My favorite columns to write could just as easily be formatted as eyes-only campaign or communication strategy memos. I recognize it is easy to sound superior when offering unsolicited political advice without the obligations of implementation.

I am going to try to be less preachy just as soon as I get done explaining why Gov. Paul LePage is doing irreparable damage to the jobs narrative he needs to secure another four years in the Blaine House.

LePage’s Open for Business Zones economic development proposal includes the establishment of right-to-work zones for employers who will commit to creating 1,500 jobs and investing $50 million in Maine. Under LePage’s plan, employers could build their factories knowing that their employees would not be compelled to contribute to the costs of collective bargaining.

Twenty-four states have right-to-work laws that give workers a choice when it comes to joining unions and contributing to the costs of collective bargaining. Some believe that organized labor has less workplace and political influence in states where fees for representation are voluntary, reducing costs and labor issues for employers.

I believe free economic choice is the best way to ensure that price-paying customers and fee-contributing members receive a product or service they value. Any organization, be it a YMCA or the AFL-CIO, should have a vested financial interest in delivering tangible benefits that members are willing to pay for voluntarily.

The establishment of the weekend, an institution organized labor has long and aptly taken credit for, is an appreciated but dated accomplishment. What else have they got?

One answer to that question is political influence. While their membership as a share of the workforce continues to decline, unions remain one of America’s most effective political forces. Their campaign dollars, endorsements and grassroots support almost always go to Democrats.

Partisan Republicans know that denying a union’s obligatory dues revenue can make it harder to organize and therefore can limit labor’s political influence. Despite the partisan reasons for a Republican governor to favor right-to-work, LePage is motivated by the belief that right-to-work is the ticket to attracting big employers to Maine.

The political problem is that the general public does not understand the issue, it remains a die-on-the-sword issue for labor interests, and LePage has been unable to convince Republicans and economic development officials that right-to-work is a must-have.
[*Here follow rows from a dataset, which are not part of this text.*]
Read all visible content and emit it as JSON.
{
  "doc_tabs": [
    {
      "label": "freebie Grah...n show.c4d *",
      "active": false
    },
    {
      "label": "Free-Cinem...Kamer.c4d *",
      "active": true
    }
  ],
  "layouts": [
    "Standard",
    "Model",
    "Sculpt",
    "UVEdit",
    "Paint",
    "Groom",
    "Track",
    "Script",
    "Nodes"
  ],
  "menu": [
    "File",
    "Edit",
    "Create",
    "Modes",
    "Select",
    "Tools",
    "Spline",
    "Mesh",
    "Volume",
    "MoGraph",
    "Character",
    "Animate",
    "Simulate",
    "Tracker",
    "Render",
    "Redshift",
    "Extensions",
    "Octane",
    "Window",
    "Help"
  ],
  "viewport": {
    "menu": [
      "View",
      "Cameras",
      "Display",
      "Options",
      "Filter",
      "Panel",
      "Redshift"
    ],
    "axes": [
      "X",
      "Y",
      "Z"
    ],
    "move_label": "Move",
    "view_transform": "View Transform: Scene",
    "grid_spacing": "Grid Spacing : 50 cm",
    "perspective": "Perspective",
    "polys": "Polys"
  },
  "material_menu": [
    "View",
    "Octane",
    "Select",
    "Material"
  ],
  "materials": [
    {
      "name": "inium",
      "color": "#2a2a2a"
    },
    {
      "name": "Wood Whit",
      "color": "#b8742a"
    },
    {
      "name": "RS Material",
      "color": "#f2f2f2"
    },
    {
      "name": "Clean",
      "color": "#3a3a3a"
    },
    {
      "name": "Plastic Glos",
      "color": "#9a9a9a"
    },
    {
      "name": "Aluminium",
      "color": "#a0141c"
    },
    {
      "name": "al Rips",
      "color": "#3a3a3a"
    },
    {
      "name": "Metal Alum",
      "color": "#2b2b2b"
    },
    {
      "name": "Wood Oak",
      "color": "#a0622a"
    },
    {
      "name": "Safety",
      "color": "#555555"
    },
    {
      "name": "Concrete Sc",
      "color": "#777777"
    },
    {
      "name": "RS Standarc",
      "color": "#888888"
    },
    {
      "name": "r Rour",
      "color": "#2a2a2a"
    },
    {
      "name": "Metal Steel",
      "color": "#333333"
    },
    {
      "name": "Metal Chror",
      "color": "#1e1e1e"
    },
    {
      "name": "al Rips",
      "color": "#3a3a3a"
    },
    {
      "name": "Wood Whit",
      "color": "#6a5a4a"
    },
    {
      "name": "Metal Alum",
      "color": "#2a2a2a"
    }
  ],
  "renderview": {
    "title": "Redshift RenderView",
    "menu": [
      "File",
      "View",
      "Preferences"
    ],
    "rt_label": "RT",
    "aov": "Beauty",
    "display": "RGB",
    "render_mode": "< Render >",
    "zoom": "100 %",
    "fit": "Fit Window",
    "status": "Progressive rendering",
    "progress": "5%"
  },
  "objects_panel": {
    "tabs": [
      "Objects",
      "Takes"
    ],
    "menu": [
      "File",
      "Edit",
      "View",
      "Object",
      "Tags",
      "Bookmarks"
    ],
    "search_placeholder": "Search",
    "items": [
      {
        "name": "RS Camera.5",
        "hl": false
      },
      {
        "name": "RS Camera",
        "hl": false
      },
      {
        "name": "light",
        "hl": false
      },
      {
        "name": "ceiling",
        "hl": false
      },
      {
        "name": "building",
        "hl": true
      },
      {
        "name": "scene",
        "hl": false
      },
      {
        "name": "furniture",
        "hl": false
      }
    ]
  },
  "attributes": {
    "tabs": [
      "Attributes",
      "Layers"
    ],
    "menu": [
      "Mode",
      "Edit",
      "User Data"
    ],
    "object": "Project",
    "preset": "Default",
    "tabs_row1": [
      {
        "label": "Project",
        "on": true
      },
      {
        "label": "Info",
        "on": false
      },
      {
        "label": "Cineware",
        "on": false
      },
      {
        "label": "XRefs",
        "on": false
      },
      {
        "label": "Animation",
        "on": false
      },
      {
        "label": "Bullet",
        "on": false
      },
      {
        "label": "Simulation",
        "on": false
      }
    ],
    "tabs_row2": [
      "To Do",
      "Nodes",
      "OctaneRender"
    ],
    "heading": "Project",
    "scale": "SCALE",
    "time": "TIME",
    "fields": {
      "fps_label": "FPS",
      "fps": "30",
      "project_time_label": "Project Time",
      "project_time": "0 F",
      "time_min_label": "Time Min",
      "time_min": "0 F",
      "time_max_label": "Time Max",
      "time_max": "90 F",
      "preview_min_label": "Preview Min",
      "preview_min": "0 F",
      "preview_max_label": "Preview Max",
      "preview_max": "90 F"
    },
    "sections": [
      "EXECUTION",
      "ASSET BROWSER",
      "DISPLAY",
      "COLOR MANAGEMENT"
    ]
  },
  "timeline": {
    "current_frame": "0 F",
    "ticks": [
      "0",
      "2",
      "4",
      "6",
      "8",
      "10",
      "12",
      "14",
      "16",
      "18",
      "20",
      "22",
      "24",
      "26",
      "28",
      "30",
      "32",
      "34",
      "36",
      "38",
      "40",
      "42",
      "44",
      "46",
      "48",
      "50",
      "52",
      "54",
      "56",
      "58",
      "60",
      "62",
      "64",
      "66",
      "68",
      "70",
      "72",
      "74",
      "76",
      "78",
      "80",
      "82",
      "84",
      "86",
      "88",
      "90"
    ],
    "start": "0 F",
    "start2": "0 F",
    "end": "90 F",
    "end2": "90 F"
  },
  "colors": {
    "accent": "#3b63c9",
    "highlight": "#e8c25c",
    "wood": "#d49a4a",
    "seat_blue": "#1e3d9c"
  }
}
LePage’s best chance to pass right-to-work was when he came into office, along with the Republican controlled 125th Legislature. Ultimately, however, LePage could not get enough traction because a Republican candidate for the Legislature has never once knocked on a door in Maine and been told, “Go to Augusta and pass right-to-work legislation.”

If a credible employer was willing to come to Maine and openly talk with elected officials about creating 1,500 jobs in a right-to-work zone, the governor’s proposal would have a much better chance of advancement.

One economic development official I heard from had not seen that kind of opportunity in 25 years in the profession, while another promised to eat a sock if a company was ready to commit that many jobs to Maine.

Given that Maine has no recent experience attracting an employer of that scale, and the entire state has only 13 employers with more than 1,500 jobs, the proposal seems like a long shot. Pushing a cornerstone economic development proposal on a too-big-to-be believed opportunity takes focus away from the work LePage has done to make it easier for small employers to create jobs.

Democrats need something better than “right-to-work-for-less” to push back against LePage’s Open for Business proposal. The phrase is not that catchy, and it is not conclusively supported by the data. Democrats need to find ways to make the case that LePage’s plans are too unrealistic and come too late in his term.

Democrats need statistics. The one they use most effectively is the charge that Maine is 50th in the nation in private-sector job growth under LePage. The data point originates with a progressive Maine-based think tank, but if people come to believe the figure is true it will be devastating to the governor’s job narrative.

Democrats also need stories of economic development shortcomings from LePage’s tenure. He is giving his opponents an unbelievable opportunity by overplaying his hand and refusing to issue job-creating bonds that were authorized by the voters.

The story of the bonds is simple and straightforward. Investments are going to be shelved and jobs lost because the governor is trying to achieve after-the fact influence over a budgetary process in which he refused to participate. LePage refused to produce a supplemental budget earlier in the year and then failed to veto a bipartisan revenue sharing bill that he now suggests has created a credit rating and solvency crisis for the state.

LePage has used his power over the bonding process to achieve unrelated concessions from Democrats before. While I believe Democrats in the Legislature should work toward a solution, LePage has overplayed his hand, and they would be smart to make sure their fix for his crisis in on their terms.

Dan Demeritt is a Republican political consultant and public relations specialist. He is a former campaign aide and communications director for Gov. Paul LePage. He can be contacted at: [email protected] Twitter: @demerittda